At this juncture, timing is crucial because once an employee discovers he or she is involved in an investigation they may run wiping software on their laptop or other devices to cover their electronic tracks.
This frequently happens and not necessarily because the employee has committed a crime. They may be trying to cover up an affair, an outside job application, or records of unauthorized or inappropriate web traffic. And while investigators may be able to leverage forensic technology to recapture some of the lost data, it’s often impossible to determine what the employee deleted.
Companies must be especially vigilant once the data collection process is under way. Preserving data and documents on a corporate file server or email server may be a comparatively simple process for suitably trained individuals, but individual employee laptops, PDAs and other devices often require forensic imaging on the ground at the employee’s location.
A mirror image
Virtually every conceivable business communication or transaction is created and stored electronically and, as a result, computer forensics has become an integral part of any corporate investigation. Taking what amounts to a snapshot of the data is often the only feasible way to ensure the information is produced in its original state.
But beware: unless the imaging process is conducted by a trained expert, there’s a chance key information may be inadvertently and permanently altered—rendering critical documents worthless in the courtroom.
Companies should also establish a detailed chain of custody log that tracks where every document came from, when and how it was collected, and the people who had access to it. A company must be able to clearly demonstrate how each document moved from preservation to production to the regulator—without changing.
Finally, remember that similar steps must be taken for paper documents, which often contain key pieces of evidence.
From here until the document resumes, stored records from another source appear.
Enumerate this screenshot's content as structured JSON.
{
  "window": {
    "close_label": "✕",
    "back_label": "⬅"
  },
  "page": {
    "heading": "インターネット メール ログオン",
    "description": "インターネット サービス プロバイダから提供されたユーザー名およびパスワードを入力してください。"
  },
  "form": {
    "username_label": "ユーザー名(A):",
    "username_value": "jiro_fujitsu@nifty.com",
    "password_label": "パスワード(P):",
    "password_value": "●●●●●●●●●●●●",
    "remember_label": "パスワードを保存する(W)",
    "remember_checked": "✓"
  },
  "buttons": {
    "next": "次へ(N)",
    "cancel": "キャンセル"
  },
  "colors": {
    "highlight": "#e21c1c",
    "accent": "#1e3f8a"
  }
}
A supply company invoice with vague or generic references to “consulting services” or ad hoc cash payments may speak volumes in a bribery investigation. Since paper documents are typically kept on file for five or six years, be sure those preservation/destruction policies are suspended as well.
If and when a bribery investigation hits, it will be fast-moving, especially at the initial stage. Companies need to identify, preserve and protect key electronic evidence throughout the company and do it at breakneck speed.
Reviewing the company’s bribery risk profile and internal investigation plans ahead of time ensures the proper e-discovery systems, procedures and personnel are in place if corruption allegations emerge. A well-executed e-discovery program saves valuable time, minimizes disruptions to the company’s day to day business activities, and possibly reduces any ultimate penalties.